**What you should do:** Without any of their pictures, return all of the records exactly.

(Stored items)
****************
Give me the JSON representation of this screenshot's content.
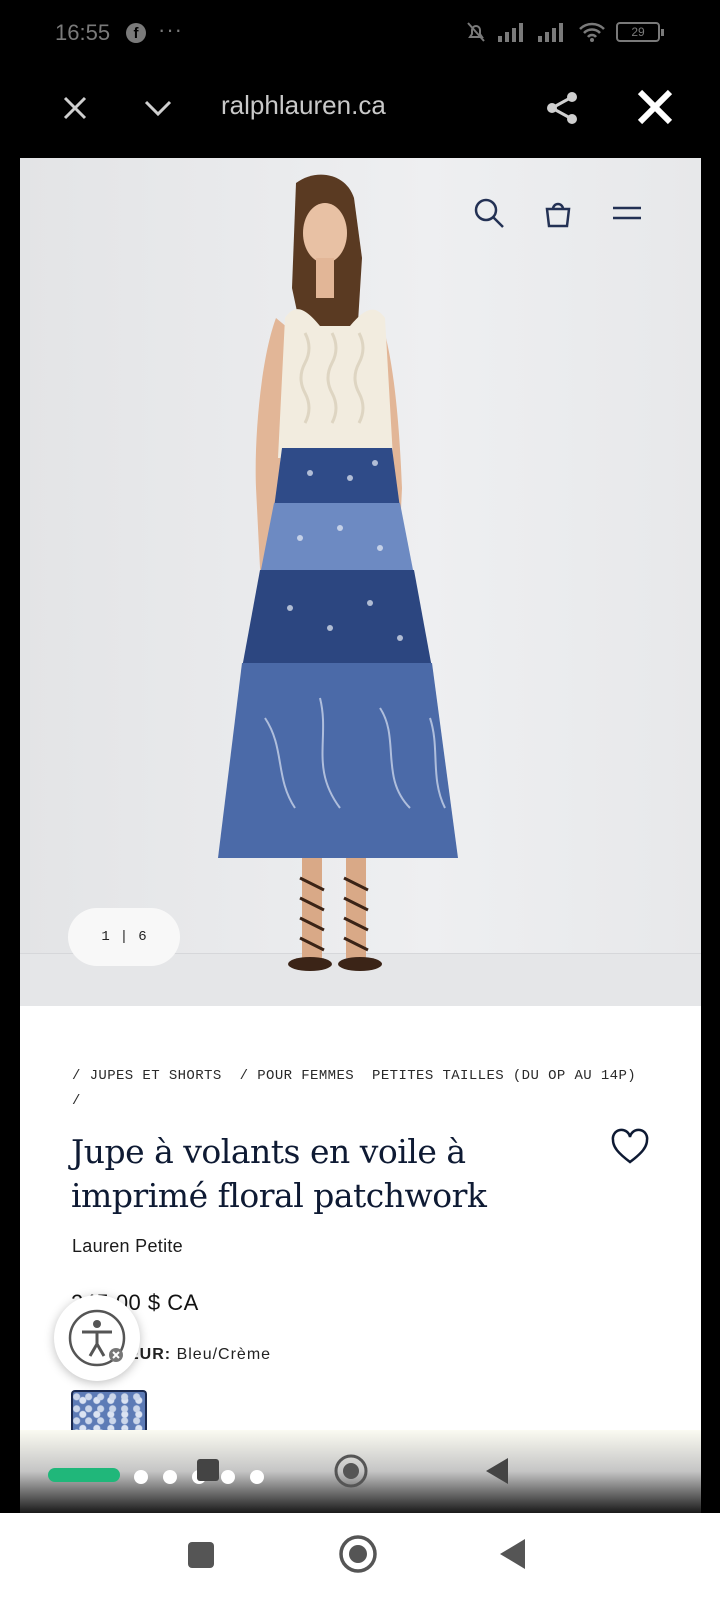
{
  "status_bar": {
    "time": "16:55",
    "fb_glyph": "f",
    "more": "···",
    "battery": "29",
    "icons": [
      "mute-icon",
      "signal-icon",
      "signal-icon",
      "wifi-icon",
      "battery-icon"
    ]
  },
  "browser": {
    "url": "ralphlauren.ca",
    "icons": [
      "close-icon",
      "chevron-down-icon",
      "share-icon",
      "close-icon"
    ]
  },
  "site_header": {
    "icons": [
      "search-icon",
      "shopping-bag-icon",
      "menu-icon"
    ]
  },
  "gallery": {
    "current": "1",
    "separator": "|",
    "total": "6"
  },
  "breadcrumbs": [
    "/ JUPES ET SHORTS",
    "/ POUR FEMMES",
    "PETITES TAILLES (DU OP AU 14P) /"
  ],
  "product": {
    "title_line1": "Jupe à volants en voile à",
    "title_line2": "imprimé floral patchwork",
    "brand": "Lauren Petite",
    "price": "245,00 $ CA",
    "color_label": "EUR:",
    "color_value": "Bleu/Crème"
  },
  "colors": {
    "title": "#0e1a33",
    "accent_progress": "#20b77a",
    "skirt_blue": "#3d5a9b"
  }
}
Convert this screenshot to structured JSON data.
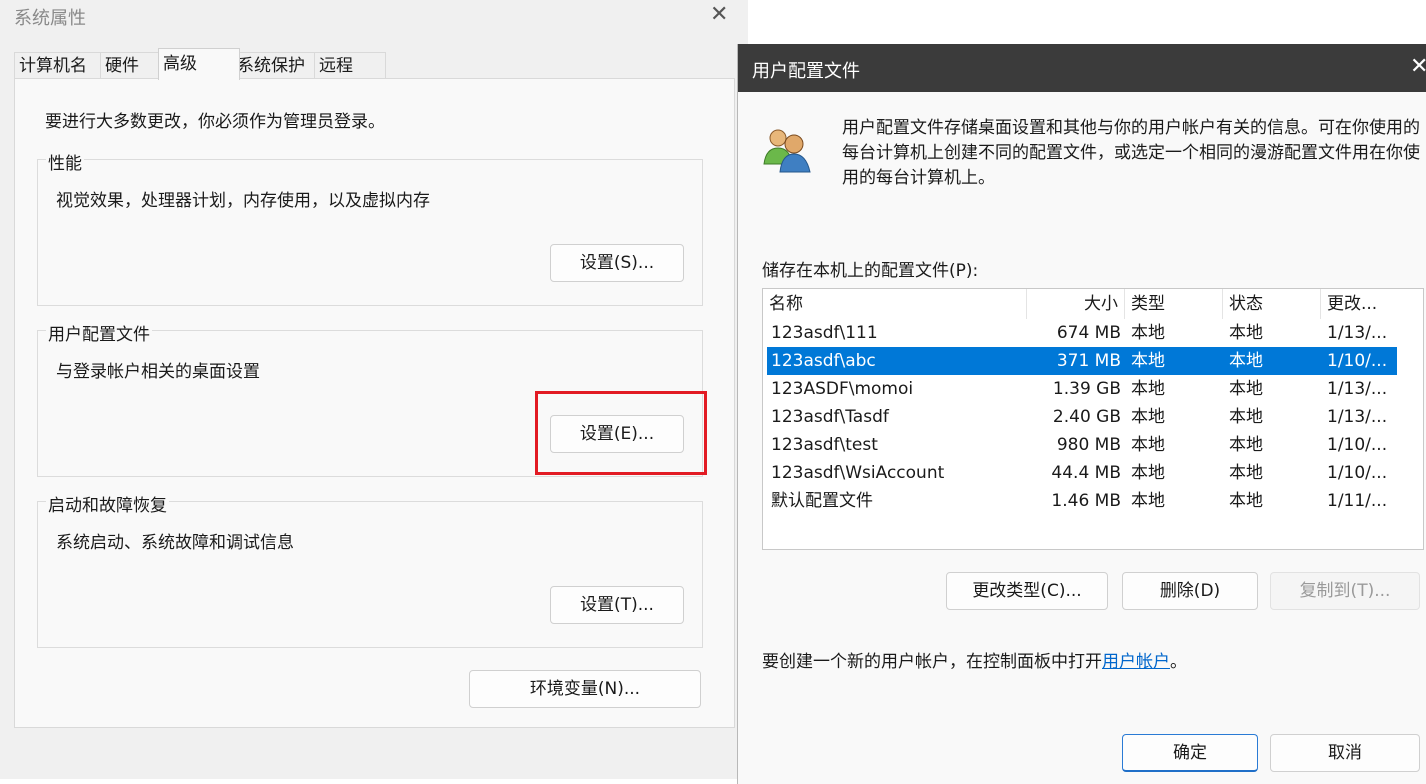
{
  "system_properties": {
    "title": "系统属性",
    "close_label": "✕",
    "tabs": [
      {
        "label": "计算机名"
      },
      {
        "label": "硬件"
      },
      {
        "label": "高级"
      },
      {
        "label": "系统保护"
      },
      {
        "label": "远程"
      }
    ],
    "active_tab": "高级",
    "admin_note": "要进行大多数更改，你必须作为管理员登录。",
    "performance": {
      "label": "性能",
      "description": "视觉效果，处理器计划，内存使用，以及虚拟内存",
      "button": "设置(S)..."
    },
    "user_profiles": {
      "label": "用户配置文件",
      "description": "与登录帐户相关的桌面设置",
      "button": "设置(E)..."
    },
    "startup_recovery": {
      "label": "启动和故障恢复",
      "description": "系统启动、系统故障和调试信息",
      "button": "设置(T)..."
    },
    "env_button": "环境变量(N)...",
    "highlight_color": "#e21b24"
  },
  "user_profiles_dialog": {
    "title": "用户配置文件",
    "close_label": "✕",
    "description": "用户配置文件存储桌面设置和其他与你的用户帐户有关的信息。可在你使用的每台计算机上创建不同的配置文件，或选定一个相同的漫游配置文件用在你使用的每台计算机上。",
    "icon": "users-icon",
    "list_label": "储存在本机上的配置文件(P):",
    "columns": {
      "name": "名称",
      "size": "大小",
      "type": "类型",
      "status": "状态",
      "modified": "更改..."
    },
    "rows": [
      {
        "name": "123asdf\\111",
        "size": "674 MB",
        "type": "本地",
        "status": "本地",
        "modified": "1/13/..."
      },
      {
        "name": "123asdf\\abc",
        "size": "371 MB",
        "type": "本地",
        "status": "本地",
        "modified": "1/10/..."
      },
      {
        "name": "123ASDF\\momoi",
        "size": "1.39 GB",
        "type": "本地",
        "status": "本地",
        "modified": "1/13/..."
      },
      {
        "name": "123asdf\\Tasdf",
        "size": "2.40 GB",
        "type": "本地",
        "status": "本地",
        "modified": "1/13/..."
      },
      {
        "name": "123asdf\\test",
        "size": "980 MB",
        "type": "本地",
        "status": "本地",
        "modified": "1/10/..."
      },
      {
        "name": "123asdf\\WsiAccount",
        "size": "44.4 MB",
        "type": "本地",
        "status": "本地",
        "modified": "1/10/..."
      },
      {
        "name": "默认配置文件",
        "size": "1.46 MB",
        "type": "本地",
        "status": "本地",
        "modified": "1/11/..."
      }
    ],
    "selected_row": "123asdf\\abc",
    "buttons": {
      "change_type": "更改类型(C)...",
      "delete": "删除(D)",
      "copy_to": "复制到(T)..."
    },
    "create_note_prefix": "要创建一个新的用户帐户，在控制面板中打开",
    "create_note_link": "用户帐户",
    "create_note_suffix": "。",
    "ok": "确定",
    "cancel": "取消",
    "selection_color": "#0078d7"
  }
}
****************
**Written response:**
Give me the JSON representation of this screenshot's content.
{
  "status_bar": {
    "time": "16:55",
    "fb_glyph": "f",
    "more": "···",
    "battery": "29",
    "icons": [
      "mute-icon",
      "signal-icon",
      "signal-icon",
      "wifi-icon",
      "battery-icon"
    ]
  },
  "browser": {
    "url": "ralphlauren.ca",
    "icons": [
      "close-icon",
      "chevron-down-icon",
      "share-icon",
      "close-icon"
    ]
  },
  "site_header": {
    "icons": [
      "search-icon",
      "shopping-bag-icon",
      "menu-icon"
    ]
  },
  "gallery": {
    "current": "1",
    "separator": "|",
    "total": "6"
  },
  "breadcrumbs": [
    "/ JUPES ET SHORTS",
    "/ POUR FEMMES",
    "PETITES TAILLES (DU OP AU 14P) /"
  ],
  "product": {
    "title_line1": "Jupe à volants en voile à",
    "title_line2": "imprimé floral patchwork",
    "brand": "Lauren Petite",
    "price": "245,00 $ CA",
    "color_label": "EUR:",
    "color_value": "Bleu/Crème"
  },
  "colors": {
    "title": "#0e1a33",
    "accent_progress": "#20b77a",
    "skirt_blue": "#3d5a9b"
  }
}
Convert this screenshot to structured JSON data.
{
  "system_properties": {
    "title": "系统属性",
    "close_label": "✕",
    "tabs": [
      {
        "label": "计算机名"
      },
      {
        "label": "硬件"
      },
      {
        "label": "高级"
      },
      {
        "label": "系统保护"
      },
      {
        "label": "远程"
      }
    ],
    "active_tab": "高级",
    "admin_note": "要进行大多数更改，你必须作为管理员登录。",
    "performance": {
      "label": "性能",
      "description": "视觉效果，处理器计划，内存使用，以及虚拟内存",
      "button": "设置(S)..."
    },
    "user_profiles": {
      "label": "用户配置文件",
      "description": "与登录帐户相关的桌面设置",
      "button": "设置(E)..."
    },
    "startup_recovery": {
      "label": "启动和故障恢复",
      "description": "系统启动、系统故障和调试信息",
      "button": "设置(T)..."
    },
    "env_button": "环境变量(N)...",
    "highlight_color": "#e21b24"
  },
  "user_profiles_dialog": {
    "title": "用户配置文件",
    "close_label": "✕",
    "description": "用户配置文件存储桌面设置和其他与你的用户帐户有关的信息。可在你使用的每台计算机上创建不同的配置文件，或选定一个相同的漫游配置文件用在你使用的每台计算机上。",
    "icon": "users-icon",
    "list_label": "储存在本机上的配置文件(P):",
    "columns": {
      "name": "名称",
      "size": "大小",
      "type": "类型",
      "status": "状态",
      "modified": "更改..."
    },
    "rows": [
      {
        "name": "123asdf\\111",
        "size": "674 MB",
        "type": "本地",
        "status": "本地",
        "modified": "1/13/..."
      },
      {
        "name": "123asdf\\abc",
        "size": "371 MB",
        "type": "本地",
        "status": "本地",
        "modified": "1/10/..."
      },
      {
        "name": "123ASDF\\momoi",
        "size": "1.39 GB",
        "type": "本地",
        "status": "本地",
        "modified": "1/13/..."
      },
      {
        "name": "123asdf\\Tasdf",
        "size": "2.40 GB",
        "type": "本地",
        "status": "本地",
        "modified": "1/13/..."
      },
      {
        "name": "123asdf\\test",
        "size": "980 MB",
        "type": "本地",
        "status": "本地",
        "modified": "1/10/..."
      },
      {
        "name": "123asdf\\WsiAccount",
        "size": "44.4 MB",
        "type": "本地",
        "status": "本地",
        "modified": "1/10/..."
      },
      {
        "name": "默认配置文件",
        "size": "1.46 MB",
        "type": "本地",
        "status": "本地",
        "modified": "1/11/..."
      }
    ],
    "selected_row": "123asdf\\abc",
    "buttons": {
      "change_type": "更改类型(C)...",
      "delete": "删除(D)",
      "copy_to": "复制到(T)..."
    },
    "create_note_prefix": "要创建一个新的用户帐户，在控制面板中打开",
    "create_note_link": "用户帐户",
    "create_note_suffix": "。",
    "ok": "确定",
    "cancel": "取消",
    "selection_color": "#0078d7"
  }
}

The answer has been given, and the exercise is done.